### What you should do:
Determine how many lines in the records that follow hold the string "System". Only that number should be returned.

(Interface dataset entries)
* * * *

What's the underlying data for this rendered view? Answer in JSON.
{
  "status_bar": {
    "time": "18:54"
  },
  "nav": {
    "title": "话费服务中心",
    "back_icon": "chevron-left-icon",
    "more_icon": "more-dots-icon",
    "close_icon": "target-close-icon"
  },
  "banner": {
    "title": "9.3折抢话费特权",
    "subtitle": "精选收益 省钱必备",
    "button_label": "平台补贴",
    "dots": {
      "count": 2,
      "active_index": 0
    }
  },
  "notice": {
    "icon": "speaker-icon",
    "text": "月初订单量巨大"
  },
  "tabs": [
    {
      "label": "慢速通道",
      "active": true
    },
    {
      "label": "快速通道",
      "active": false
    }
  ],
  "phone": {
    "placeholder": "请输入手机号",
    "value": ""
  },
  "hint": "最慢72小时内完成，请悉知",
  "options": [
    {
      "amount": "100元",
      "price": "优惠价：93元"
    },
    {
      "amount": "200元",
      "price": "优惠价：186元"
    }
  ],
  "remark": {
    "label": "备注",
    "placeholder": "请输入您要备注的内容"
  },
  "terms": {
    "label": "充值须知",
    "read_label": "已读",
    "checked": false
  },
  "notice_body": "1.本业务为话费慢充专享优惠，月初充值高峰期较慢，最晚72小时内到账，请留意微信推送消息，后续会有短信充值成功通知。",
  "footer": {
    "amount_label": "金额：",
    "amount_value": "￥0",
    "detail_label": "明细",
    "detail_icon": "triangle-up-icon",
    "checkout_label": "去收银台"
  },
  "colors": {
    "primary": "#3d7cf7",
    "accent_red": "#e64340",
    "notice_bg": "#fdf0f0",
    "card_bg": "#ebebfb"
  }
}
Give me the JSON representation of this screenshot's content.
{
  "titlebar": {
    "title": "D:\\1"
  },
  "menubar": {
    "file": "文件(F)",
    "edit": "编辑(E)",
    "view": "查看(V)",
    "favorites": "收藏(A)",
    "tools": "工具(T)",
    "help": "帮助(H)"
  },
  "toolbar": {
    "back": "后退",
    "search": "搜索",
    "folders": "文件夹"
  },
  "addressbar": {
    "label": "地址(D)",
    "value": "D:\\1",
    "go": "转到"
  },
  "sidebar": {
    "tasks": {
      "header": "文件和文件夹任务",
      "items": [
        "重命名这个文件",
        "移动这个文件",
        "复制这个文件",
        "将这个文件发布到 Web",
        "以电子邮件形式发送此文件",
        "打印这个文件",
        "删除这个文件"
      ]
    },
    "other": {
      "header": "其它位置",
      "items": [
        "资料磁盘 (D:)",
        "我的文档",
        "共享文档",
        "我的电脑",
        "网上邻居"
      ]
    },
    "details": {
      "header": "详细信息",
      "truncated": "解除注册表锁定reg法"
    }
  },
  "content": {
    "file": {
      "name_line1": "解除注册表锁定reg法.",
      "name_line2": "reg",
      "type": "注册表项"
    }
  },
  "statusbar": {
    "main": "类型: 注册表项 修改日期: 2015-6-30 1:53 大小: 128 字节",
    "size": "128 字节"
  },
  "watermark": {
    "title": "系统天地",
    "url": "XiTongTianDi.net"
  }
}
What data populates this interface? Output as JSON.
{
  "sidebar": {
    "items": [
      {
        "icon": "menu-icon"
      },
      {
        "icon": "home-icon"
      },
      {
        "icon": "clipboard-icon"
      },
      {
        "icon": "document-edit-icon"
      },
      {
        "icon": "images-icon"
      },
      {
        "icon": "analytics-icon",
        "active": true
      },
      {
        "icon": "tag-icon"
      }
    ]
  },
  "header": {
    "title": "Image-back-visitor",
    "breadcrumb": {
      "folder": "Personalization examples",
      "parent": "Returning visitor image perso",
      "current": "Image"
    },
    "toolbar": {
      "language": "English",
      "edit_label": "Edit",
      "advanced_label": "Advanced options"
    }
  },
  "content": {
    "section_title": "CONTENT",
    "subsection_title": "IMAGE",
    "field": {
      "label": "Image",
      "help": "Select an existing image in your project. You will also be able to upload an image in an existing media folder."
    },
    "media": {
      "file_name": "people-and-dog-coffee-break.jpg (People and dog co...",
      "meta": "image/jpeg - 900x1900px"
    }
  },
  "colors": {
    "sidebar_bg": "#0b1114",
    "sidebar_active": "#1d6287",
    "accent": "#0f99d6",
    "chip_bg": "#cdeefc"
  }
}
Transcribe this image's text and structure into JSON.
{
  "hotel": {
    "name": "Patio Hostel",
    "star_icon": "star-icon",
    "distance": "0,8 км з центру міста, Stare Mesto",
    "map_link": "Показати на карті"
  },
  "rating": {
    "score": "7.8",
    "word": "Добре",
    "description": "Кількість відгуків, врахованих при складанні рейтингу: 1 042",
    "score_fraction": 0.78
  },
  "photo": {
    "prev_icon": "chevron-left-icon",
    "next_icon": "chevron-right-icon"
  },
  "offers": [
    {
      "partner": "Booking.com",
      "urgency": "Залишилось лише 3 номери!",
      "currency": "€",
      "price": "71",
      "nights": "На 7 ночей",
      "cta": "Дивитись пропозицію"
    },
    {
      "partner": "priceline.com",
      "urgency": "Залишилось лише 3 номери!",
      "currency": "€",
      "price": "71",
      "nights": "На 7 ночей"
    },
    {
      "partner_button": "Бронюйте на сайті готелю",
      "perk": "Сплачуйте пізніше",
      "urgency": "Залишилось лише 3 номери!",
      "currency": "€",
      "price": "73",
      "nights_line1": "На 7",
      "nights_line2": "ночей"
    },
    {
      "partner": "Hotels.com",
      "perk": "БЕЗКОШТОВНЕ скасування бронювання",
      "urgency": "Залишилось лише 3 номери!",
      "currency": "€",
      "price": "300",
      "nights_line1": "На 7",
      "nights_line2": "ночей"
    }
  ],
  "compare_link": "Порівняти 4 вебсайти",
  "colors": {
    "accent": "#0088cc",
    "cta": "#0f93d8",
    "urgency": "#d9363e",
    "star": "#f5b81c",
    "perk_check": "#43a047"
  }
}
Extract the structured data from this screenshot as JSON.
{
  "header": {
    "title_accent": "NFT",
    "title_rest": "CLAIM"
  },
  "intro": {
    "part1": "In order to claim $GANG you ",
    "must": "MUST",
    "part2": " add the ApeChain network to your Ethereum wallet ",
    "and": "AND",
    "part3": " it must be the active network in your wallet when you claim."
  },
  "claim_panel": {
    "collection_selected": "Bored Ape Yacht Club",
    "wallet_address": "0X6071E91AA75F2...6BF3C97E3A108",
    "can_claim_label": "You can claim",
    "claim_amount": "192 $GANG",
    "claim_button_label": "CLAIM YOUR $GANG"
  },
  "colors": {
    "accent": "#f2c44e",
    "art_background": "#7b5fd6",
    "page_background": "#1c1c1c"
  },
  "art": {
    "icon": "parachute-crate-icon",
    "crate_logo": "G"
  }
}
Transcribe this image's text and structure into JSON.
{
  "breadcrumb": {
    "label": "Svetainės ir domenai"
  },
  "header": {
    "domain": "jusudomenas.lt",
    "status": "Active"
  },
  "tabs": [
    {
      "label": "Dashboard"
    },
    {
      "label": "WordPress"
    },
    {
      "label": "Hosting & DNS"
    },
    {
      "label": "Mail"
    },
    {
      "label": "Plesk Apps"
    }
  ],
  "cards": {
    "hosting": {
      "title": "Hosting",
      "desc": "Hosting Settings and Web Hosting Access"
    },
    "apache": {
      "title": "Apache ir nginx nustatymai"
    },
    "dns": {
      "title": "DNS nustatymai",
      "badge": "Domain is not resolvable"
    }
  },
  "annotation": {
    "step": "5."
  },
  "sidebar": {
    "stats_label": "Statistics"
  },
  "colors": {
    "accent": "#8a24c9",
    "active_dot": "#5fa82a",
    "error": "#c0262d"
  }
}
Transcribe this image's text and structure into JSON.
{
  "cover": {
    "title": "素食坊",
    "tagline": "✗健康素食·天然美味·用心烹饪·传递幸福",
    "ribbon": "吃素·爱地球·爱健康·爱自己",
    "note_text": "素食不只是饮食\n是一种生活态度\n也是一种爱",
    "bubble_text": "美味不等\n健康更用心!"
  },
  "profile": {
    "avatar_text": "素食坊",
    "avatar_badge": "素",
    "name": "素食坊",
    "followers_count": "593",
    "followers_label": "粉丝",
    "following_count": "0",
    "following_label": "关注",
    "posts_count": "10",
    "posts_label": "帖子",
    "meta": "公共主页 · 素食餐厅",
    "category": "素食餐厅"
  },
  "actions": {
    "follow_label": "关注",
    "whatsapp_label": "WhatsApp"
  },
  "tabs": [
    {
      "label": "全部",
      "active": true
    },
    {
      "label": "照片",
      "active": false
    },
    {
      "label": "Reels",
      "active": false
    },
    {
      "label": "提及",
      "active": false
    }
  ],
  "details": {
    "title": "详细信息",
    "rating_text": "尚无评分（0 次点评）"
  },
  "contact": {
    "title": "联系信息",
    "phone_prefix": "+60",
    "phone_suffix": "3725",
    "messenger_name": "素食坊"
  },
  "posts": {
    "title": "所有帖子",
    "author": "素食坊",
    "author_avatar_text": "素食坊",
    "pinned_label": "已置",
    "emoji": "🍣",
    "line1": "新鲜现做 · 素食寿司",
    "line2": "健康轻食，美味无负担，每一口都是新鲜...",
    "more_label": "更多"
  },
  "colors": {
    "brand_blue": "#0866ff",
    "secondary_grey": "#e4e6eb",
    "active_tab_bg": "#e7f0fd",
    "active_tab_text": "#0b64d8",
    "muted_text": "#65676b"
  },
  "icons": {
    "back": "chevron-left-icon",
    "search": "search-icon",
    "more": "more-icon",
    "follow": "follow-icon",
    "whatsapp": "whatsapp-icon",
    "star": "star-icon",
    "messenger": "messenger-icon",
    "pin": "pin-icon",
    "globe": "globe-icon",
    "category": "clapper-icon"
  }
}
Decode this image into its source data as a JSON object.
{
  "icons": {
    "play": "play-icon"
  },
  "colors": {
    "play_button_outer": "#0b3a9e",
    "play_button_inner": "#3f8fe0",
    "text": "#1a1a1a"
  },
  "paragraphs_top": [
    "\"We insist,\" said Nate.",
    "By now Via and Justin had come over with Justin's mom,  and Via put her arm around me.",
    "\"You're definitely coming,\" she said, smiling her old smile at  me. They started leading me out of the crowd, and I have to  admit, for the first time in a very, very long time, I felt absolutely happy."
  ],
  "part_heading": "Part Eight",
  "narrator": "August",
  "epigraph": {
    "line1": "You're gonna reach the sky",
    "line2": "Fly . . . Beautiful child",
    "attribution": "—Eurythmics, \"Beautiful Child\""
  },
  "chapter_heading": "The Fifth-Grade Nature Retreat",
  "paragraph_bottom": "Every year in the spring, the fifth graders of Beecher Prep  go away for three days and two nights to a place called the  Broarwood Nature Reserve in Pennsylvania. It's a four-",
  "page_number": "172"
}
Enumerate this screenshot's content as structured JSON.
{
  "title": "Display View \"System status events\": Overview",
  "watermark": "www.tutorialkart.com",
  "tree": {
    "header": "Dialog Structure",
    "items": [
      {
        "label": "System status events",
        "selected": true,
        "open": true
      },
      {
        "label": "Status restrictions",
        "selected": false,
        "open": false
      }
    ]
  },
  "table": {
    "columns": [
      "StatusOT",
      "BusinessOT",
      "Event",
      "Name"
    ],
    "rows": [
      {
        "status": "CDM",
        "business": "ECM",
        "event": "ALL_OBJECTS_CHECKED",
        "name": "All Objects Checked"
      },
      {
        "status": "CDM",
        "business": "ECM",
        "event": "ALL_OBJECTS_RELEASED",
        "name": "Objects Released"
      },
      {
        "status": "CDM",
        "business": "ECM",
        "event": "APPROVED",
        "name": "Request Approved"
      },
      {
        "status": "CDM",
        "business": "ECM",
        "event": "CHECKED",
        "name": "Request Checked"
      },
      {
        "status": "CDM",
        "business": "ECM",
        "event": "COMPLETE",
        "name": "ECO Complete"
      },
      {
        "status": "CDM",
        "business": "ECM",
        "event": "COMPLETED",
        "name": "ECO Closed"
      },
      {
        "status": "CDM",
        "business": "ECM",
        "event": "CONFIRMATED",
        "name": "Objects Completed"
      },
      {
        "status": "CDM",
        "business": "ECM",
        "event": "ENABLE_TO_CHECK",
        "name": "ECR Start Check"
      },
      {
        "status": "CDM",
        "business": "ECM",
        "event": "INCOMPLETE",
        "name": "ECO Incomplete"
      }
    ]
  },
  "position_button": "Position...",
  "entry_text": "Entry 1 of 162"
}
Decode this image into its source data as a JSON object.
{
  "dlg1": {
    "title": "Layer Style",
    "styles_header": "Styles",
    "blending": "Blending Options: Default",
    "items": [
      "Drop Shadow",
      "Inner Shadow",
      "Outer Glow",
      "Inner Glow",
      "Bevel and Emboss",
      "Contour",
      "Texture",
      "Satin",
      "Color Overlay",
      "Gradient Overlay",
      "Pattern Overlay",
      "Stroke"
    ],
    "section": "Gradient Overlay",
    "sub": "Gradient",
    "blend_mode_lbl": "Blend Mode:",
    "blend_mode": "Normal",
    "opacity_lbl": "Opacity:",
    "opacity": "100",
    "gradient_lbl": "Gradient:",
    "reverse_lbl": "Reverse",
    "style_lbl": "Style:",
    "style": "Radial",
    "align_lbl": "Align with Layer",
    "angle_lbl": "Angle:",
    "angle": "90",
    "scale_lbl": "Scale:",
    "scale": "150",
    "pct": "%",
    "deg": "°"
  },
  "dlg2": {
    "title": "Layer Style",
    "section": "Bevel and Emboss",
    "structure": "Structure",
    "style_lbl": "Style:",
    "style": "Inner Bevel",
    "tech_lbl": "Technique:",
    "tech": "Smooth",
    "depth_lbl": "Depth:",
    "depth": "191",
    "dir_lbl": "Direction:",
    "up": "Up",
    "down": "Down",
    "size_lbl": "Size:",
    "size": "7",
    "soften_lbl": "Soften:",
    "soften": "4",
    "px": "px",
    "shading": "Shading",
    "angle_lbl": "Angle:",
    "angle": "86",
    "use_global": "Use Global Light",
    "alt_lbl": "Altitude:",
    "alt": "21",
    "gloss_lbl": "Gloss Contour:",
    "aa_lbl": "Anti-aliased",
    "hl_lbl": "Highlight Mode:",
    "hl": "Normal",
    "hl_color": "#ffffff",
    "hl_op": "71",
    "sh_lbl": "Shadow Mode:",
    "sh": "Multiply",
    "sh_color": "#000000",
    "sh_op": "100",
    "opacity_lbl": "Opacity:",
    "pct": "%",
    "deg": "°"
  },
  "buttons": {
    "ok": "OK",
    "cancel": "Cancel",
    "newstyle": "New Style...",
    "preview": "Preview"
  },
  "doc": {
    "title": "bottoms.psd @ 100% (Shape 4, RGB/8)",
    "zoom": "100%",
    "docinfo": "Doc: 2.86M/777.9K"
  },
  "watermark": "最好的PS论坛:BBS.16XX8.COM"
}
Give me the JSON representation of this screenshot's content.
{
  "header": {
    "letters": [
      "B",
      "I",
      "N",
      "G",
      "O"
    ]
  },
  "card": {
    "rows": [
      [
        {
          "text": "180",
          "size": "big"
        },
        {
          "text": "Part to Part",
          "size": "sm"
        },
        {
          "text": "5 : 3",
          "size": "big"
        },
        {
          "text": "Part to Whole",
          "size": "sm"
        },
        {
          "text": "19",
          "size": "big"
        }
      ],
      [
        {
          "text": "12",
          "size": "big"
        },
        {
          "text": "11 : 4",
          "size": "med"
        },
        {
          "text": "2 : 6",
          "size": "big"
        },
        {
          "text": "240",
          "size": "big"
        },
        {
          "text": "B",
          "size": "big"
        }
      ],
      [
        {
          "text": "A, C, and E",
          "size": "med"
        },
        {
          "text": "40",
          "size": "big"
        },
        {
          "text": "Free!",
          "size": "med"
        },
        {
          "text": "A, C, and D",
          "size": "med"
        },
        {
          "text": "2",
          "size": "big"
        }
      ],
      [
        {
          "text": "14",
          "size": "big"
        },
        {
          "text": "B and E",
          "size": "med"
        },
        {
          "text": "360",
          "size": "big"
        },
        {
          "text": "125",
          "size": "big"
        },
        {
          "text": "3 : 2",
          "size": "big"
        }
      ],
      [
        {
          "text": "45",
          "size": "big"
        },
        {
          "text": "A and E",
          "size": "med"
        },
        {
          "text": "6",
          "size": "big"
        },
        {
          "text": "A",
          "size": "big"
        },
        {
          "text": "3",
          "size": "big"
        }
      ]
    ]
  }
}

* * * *

### Answer space:
2